WORK REQUIRED: Print all the data below exactly, without images.

DATA PROVIDED:
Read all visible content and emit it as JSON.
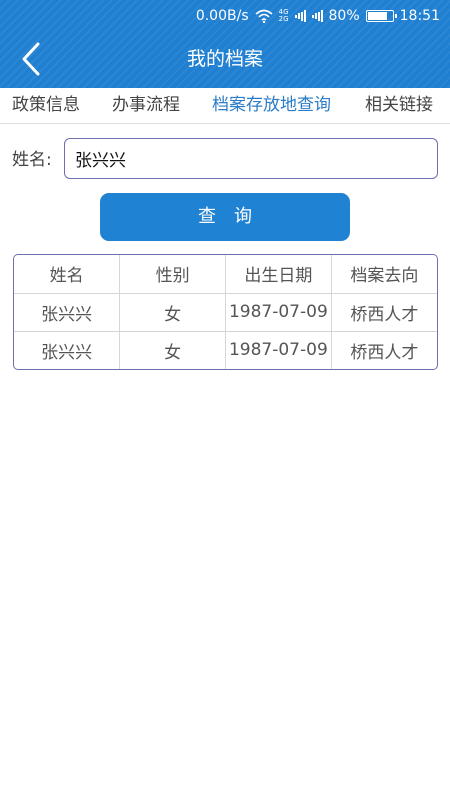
{
  "status_bar": {
    "net_speed": "0.00B/s",
    "net_type_top": "4G",
    "net_type_bottom": "2G",
    "battery_percent": "80%",
    "battery_level": 0.8,
    "time": "18:51"
  },
  "header": {
    "title": "我的档案",
    "back_icon": "chevron-left-icon",
    "color": "#1f7fd1"
  },
  "tabs": [
    {
      "label": "政策信息",
      "active": false
    },
    {
      "label": "办事流程",
      "active": false
    },
    {
      "label": "档案存放地查询",
      "active": true
    },
    {
      "label": "相关链接",
      "active": false
    }
  ],
  "search": {
    "label": "姓名:",
    "value": "张兴兴",
    "button_label": "查询"
  },
  "table": {
    "columns": [
      "姓名",
      "性别",
      "出生日期",
      "档案去向"
    ],
    "rows": [
      [
        "张兴兴",
        "女",
        "1987-07-09",
        "桥西人才"
      ],
      [
        "张兴兴",
        "女",
        "1987-07-09",
        "桥西人才"
      ]
    ]
  },
  "colors": {
    "accent": "#1f82d2",
    "active_tab": "#2a7cc7",
    "border": "#6e6fae"
  }
}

THE COMPLETED TASK:
Read all visible content and emit it as JSON.
{
  "status_bar": {
    "net_speed": "0.00B/s",
    "net_type_top": "4G",
    "net_type_bottom": "2G",
    "battery_percent": "80%",
    "battery_level": 0.8,
    "time": "18:51"
  },
  "header": {
    "title": "我的档案",
    "back_icon": "chevron-left-icon",
    "color": "#1f7fd1"
  },
  "tabs": [
    {
      "label": "政策信息",
      "active": false
    },
    {
      "label": "办事流程",
      "active": false
    },
    {
      "label": "档案存放地查询",
      "active": true
    },
    {
      "label": "相关链接",
      "active": false
    }
  ],
  "search": {
    "label": "姓名:",
    "value": "张兴兴",
    "button_label": "查询"
  },
  "table": {
    "columns": [
      "姓名",
      "性别",
      "出生日期",
      "档案去向"
    ],
    "rows": [
      [
        "张兴兴",
        "女",
        "1987-07-09",
        "桥西人才"
      ],
      [
        "张兴兴",
        "女",
        "1987-07-09",
        "桥西人才"
      ]
    ]
  },
  "colors": {
    "accent": "#1f82d2",
    "active_tab": "#2a7cc7",
    "border": "#6e6fae"
  }
}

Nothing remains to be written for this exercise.